Element data from apps and pages:

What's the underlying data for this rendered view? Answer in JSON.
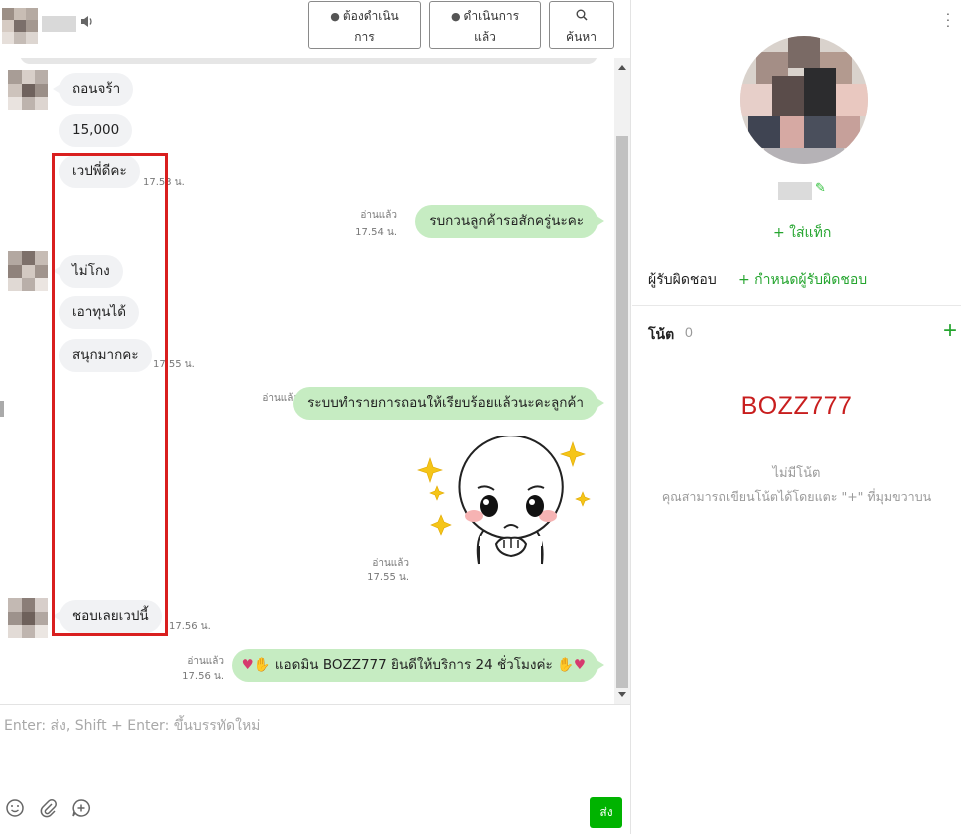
{
  "header": {
    "buttons": {
      "todo": [
        "ต้องดำเนิน",
        "การ"
      ],
      "done": [
        "ดำเนินการ",
        "แล้ว"
      ],
      "search": "ค้นหา"
    }
  },
  "messages": {
    "in1": "ถอนจร้า",
    "in2": "15,000",
    "in3": "เวปพี่ดีคะ",
    "time_in3": "17.53 น.",
    "read1": "อ่านแล้ว",
    "time_out1": "17.54 น.",
    "out1": "รบกวนลูกค้ารอสักครู่นะคะ",
    "in4": "ไม่โกง",
    "in5": "เอาทุนได้",
    "in6": "สนุกมากคะ",
    "time_in6": "17.55 น.",
    "read2": "อ่านแล้ว",
    "out2": "ระบบทำรายการถอนให้เรียบร้อยแล้วนะคะลูกค้า",
    "read3": "อ่านแล้ว",
    "time_sticker": "17.55 น.",
    "in7": "ชอบเลยเวปนี้",
    "time_in7": "17.56 น.",
    "read4": "อ่านแล้ว",
    "time_out3": "17.56 น.",
    "out3": "แอดมิน BOZZ777 ยินดีให้บริการ 24 ชั่วโมงค่ะ"
  },
  "composer": {
    "placeholder": "Enter: ส่ง, Shift + Enter: ขึ้นบรรทัดใหม่",
    "send": "ส่ง"
  },
  "profile": {
    "add_tag": "+ ใส่แท็ก",
    "assignee_label": "ผู้รับผิดชอบ",
    "assignee_link": "+ กำหนดผู้รับผิดชอบ",
    "notes_title": "โน้ต",
    "notes_count": "0",
    "notes_add": "+",
    "brand": "BOZZ777",
    "empty_title": "ไม่มีโน้ต",
    "empty_desc": "คุณสามารถเขียนโน้ตได้โดยแตะ \"+\" ที่มุมขวาบน"
  },
  "colors": {
    "accent_green": "#25a52f",
    "send_green": "#00b300",
    "out_bubble": "#c6ecc2",
    "in_bubble": "#f1f2f4",
    "highlight_red": "#d91f1f",
    "brand_red": "#c81e1e"
  }
}
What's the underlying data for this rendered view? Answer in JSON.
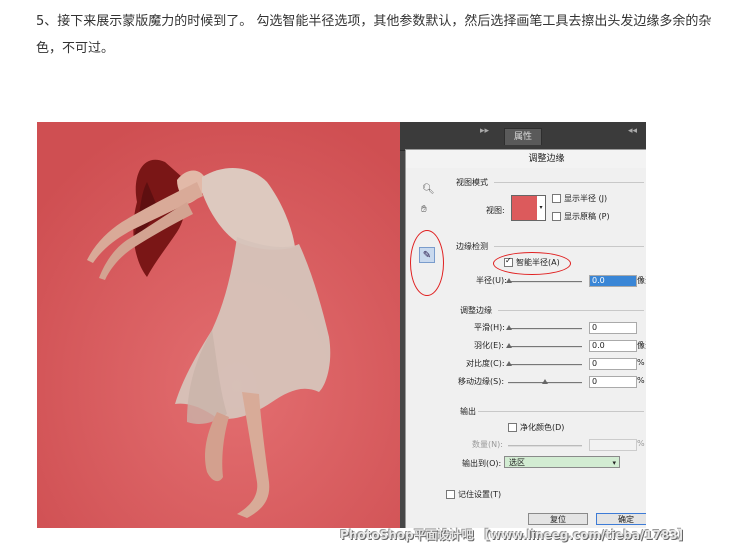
{
  "article": {
    "paragraph": "5、接下来展示蒙版魔力的时候到了。 勾选智能半径选项，其他参数默认，然后选择画笔工具去擦出头发边缘多余的杂色，不可过。"
  },
  "photoshop": {
    "panel_tab": "属性",
    "arrows_left": "▸▸",
    "arrows_right": "◂◂",
    "colors": {
      "photo_background": "#dc5a5c",
      "panel_dark": "#474747",
      "dialog_bg": "#f0f0f0",
      "highlight_oval": "#e02020"
    }
  },
  "dialog": {
    "title": "调整边缘",
    "view_mode": {
      "heading": "视图模式",
      "view_label": "视图:",
      "show_radius": "显示半径 (J)",
      "show_original": "显示原稿 (P)"
    },
    "edge_detection": {
      "heading": "边缘检测",
      "smart_radius": "智能半径(A)",
      "smart_radius_checked": true,
      "radius_label": "半径(U):",
      "radius_value": "0.0",
      "radius_unit": "像素"
    },
    "adjust_edge": {
      "heading": "调整边缘",
      "smooth_label": "平滑(H):",
      "smooth_value": "0",
      "feather_label": "羽化(E):",
      "feather_value": "0.0",
      "feather_unit": "像素",
      "contrast_label": "对比度(C):",
      "contrast_value": "0",
      "contrast_unit": "%",
      "shift_edge_label": "移动边缘(S):",
      "shift_edge_value": "0",
      "shift_edge_unit": "%"
    },
    "output": {
      "heading": "输出",
      "decontaminate": "净化颜色(D)",
      "amount_label": "数量(N):",
      "amount_unit": "%",
      "output_to_label": "输出到(O):",
      "output_to_value": "选区"
    },
    "remember_settings": "记住设置(T)",
    "reset_button": "复位",
    "ok_button": "确定"
  },
  "watermark": "PhotoShop平面设计吧 【www.lineeg.com/tieba/1783】"
}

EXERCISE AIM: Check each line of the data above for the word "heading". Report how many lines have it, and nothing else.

WRITTEN RESPONSE: 4